Egyptian mythology: Ptah, the creator god

Ptah: The Creator God in Egyptian Mythology

In the rich tapestry of ancient Egyptian mythology, Ptah stands as a prominent figure, revered as the creator god. Ptah is believed to have played a vital role in the formation of the cosmos and the birth of all life. As the patron deity of craftsmen, architects, and artists, Ptah was not only responsible for the physical creation of the world but also for nurturing creativity and innovation among humans. His significance in Egyptian mythology is undeniable, as he was considered one of the most powerful and influential deities.

Origins, Role, and Worship of Ptah

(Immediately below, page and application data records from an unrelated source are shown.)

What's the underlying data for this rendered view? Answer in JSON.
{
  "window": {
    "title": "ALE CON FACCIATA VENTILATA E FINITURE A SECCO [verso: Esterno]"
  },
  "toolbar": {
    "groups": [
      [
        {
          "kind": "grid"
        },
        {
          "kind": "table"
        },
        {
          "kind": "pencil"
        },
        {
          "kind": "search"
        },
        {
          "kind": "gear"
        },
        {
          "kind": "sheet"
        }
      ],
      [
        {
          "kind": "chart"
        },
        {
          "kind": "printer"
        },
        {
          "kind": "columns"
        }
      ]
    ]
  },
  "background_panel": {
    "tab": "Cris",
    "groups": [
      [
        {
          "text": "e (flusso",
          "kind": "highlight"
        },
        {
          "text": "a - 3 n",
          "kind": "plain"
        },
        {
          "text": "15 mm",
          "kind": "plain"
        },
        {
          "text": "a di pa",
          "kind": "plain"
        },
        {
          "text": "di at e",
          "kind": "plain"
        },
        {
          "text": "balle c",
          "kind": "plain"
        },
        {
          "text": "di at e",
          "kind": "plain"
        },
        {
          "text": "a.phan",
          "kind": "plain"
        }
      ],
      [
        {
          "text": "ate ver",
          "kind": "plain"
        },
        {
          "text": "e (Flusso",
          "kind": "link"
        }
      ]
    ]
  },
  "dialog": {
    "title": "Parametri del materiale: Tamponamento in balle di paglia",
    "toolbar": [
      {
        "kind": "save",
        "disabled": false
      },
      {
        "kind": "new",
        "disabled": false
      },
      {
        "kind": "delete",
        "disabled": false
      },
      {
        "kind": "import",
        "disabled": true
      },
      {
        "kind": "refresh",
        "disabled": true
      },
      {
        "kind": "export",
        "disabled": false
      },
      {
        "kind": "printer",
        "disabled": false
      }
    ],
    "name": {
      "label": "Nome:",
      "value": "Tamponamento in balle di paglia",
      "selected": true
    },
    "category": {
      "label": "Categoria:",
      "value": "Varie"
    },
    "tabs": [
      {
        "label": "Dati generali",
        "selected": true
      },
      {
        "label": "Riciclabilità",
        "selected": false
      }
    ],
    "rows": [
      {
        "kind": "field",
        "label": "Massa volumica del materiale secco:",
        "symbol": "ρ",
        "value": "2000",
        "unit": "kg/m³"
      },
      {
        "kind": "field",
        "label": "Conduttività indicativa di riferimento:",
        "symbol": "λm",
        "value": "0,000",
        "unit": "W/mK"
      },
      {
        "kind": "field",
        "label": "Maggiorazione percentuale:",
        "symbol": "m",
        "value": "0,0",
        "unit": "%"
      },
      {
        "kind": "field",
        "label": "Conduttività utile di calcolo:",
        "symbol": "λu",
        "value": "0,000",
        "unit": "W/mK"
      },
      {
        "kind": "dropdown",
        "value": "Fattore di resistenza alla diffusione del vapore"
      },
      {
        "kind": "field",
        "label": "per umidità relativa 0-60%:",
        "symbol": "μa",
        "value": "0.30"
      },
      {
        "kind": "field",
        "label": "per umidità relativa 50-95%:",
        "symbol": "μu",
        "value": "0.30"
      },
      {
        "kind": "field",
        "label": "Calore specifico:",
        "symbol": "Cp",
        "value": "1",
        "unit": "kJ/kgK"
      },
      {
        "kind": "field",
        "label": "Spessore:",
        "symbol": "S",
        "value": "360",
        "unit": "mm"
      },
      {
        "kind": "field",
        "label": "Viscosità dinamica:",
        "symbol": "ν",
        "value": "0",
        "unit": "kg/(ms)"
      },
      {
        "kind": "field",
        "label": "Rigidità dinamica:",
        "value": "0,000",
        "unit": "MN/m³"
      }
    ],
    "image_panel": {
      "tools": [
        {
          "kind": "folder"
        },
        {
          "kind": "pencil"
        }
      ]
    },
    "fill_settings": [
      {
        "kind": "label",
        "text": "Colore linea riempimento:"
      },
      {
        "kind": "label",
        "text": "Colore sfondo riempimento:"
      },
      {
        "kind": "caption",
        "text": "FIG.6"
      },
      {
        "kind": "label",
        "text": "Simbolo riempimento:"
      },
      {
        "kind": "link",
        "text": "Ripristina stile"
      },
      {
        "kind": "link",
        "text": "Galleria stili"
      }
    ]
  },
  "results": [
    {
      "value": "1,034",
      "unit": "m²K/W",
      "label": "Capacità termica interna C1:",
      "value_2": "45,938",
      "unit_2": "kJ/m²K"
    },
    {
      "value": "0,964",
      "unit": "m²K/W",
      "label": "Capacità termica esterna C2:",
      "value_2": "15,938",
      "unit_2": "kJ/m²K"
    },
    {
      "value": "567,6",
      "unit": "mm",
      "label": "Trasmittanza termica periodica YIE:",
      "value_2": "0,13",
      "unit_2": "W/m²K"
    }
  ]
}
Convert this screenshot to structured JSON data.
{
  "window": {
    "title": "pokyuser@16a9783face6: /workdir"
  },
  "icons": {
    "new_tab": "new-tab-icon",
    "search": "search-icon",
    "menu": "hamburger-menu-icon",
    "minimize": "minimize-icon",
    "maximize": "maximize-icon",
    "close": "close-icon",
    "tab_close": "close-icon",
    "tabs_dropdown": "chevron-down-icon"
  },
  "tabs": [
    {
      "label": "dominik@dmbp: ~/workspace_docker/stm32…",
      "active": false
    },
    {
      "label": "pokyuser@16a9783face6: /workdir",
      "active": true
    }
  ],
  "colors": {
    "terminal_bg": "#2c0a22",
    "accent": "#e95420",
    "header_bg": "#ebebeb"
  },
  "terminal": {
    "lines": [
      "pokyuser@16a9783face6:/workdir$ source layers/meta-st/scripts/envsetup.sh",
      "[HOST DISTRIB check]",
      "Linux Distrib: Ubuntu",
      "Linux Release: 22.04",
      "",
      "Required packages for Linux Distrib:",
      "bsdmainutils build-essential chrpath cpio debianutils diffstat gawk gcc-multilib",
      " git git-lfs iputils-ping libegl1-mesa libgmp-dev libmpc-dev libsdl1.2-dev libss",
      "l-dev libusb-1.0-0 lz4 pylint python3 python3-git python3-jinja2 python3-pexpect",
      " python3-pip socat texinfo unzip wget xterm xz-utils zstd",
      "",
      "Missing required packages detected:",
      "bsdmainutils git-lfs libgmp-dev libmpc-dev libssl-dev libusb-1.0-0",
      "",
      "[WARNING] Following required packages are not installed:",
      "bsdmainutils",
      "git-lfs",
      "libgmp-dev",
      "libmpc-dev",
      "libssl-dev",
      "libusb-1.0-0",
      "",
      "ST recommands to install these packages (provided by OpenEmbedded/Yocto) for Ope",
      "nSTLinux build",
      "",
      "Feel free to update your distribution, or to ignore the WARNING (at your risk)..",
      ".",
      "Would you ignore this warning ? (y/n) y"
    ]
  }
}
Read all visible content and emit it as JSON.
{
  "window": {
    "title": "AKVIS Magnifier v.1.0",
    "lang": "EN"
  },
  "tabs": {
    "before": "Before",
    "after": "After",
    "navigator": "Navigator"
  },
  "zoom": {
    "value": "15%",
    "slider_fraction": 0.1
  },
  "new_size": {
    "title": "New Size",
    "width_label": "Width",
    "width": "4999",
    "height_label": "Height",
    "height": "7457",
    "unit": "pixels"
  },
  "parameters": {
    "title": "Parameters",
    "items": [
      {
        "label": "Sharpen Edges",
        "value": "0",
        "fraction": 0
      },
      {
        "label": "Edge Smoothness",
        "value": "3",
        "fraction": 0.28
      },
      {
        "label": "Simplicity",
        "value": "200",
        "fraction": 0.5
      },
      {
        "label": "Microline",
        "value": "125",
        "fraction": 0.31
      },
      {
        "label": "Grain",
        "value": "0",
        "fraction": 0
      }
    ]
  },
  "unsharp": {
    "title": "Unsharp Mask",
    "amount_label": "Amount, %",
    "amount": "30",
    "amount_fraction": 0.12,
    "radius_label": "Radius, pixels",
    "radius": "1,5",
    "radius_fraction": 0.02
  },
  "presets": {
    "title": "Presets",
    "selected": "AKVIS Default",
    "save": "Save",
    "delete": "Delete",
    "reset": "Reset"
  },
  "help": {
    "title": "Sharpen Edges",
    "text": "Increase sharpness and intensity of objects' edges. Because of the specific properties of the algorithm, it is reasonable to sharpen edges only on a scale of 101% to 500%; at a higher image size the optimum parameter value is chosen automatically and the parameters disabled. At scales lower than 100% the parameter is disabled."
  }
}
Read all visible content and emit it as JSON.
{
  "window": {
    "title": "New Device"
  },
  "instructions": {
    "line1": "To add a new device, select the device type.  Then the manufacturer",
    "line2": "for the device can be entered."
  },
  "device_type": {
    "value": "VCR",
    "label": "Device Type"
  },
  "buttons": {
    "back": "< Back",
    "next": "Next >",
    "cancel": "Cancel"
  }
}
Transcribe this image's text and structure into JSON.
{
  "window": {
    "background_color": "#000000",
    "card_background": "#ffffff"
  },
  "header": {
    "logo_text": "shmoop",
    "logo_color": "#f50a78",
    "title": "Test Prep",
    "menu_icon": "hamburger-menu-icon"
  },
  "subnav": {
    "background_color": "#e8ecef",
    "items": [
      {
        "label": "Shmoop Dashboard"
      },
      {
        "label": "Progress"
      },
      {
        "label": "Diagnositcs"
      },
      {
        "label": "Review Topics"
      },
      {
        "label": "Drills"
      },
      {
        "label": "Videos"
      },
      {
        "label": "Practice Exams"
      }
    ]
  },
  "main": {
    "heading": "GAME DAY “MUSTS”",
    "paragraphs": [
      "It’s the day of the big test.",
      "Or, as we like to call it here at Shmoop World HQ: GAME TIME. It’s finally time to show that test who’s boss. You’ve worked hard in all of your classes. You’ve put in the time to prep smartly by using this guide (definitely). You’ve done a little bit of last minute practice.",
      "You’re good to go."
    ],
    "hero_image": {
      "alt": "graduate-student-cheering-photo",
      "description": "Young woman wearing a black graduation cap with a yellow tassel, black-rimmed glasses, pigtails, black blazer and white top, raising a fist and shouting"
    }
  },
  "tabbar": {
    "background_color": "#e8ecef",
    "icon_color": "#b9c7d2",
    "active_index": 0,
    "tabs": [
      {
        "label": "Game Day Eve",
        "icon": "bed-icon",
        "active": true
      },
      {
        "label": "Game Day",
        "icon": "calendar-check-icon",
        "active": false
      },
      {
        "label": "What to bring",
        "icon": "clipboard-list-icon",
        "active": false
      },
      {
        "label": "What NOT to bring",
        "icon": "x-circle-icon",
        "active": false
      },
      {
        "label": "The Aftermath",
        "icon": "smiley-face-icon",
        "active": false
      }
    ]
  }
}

The origin of Ptah can be traced back to the Early Dynastic Period of ancient Egypt, around 3000 BCE. Initially, Ptah was primarily worshipped in the city of Memphis, where he held a central role as the chief deity. Over time, his influence spread throughout Egypt, and he became a widely venerated god across various regions. Ptah’s role as the creator god was deeply ingrained in Egyptian cosmogony. He was believed to have spoken the world into existence, using his words as a potent tool of creation. Ptah was also associated with rebirth and resurrection, as he possessed the ability to regenerate and rejuvenate life.

The worship of Ptah was characterized by grand ceremonies and rituals conducted by priests in elaborately adorned temples. Offerings of food, incense, and elaborate rituals were performed to honor Ptah and seek his blessings. Egyptians believed that by appeasing Ptah, they could ensure prosperity, artistic inspiration, and protection from evil forces. Ptah’s cult remained influential throughout the history of ancient Egypt, with pharaohs and commoners alike seeking his guidance and favor.

Symbolism and Depictions of Ptah in Ancient Egypt

Ptah was often depicted as a mummified figure with his hands emerging from a shroud, symbolizing his role as the creator god who brought life from the void. This representation emphasized his power over life and death, and his ability to guide souls through the afterlife. Ptah was also portrayed wearing a skullcap or a headdress with two tall plumes, which were associated with his connection to the Memphite cosmology. The Djed pillar, a symbol of stability and regeneration, was strongly linked to Ptah, representing his role as the sustainer and rejuvenator of life.

In addition to his physical depictions, Ptah was also often symbolized by a hieroglyphic sign, which was an abstract representation of his name. The hieroglyph for Ptah depicted a stylized staff ending with a hand, denoting his role as a creator and a craftsman. This symbol became a significant part of Egyptian art and architecture, representing Ptah’s influence over artistic endeavors and his association with skilled craftsmanship.

In conclusion, Ptah, the creator god of Egyptian mythology, held a paramount position in the ancient Egyptian pantheon. His role as the creator of the cosmos and his influence over the arts and crafts made him a revered and respected deity. The worship of Ptah was an integral part of Egyptian religious practices, with rituals and offerings performed to seek his blessings. Ptah’s symbolism, as depicted in art and hieroglyphs, further emphasized his power and significance in Egyptian society.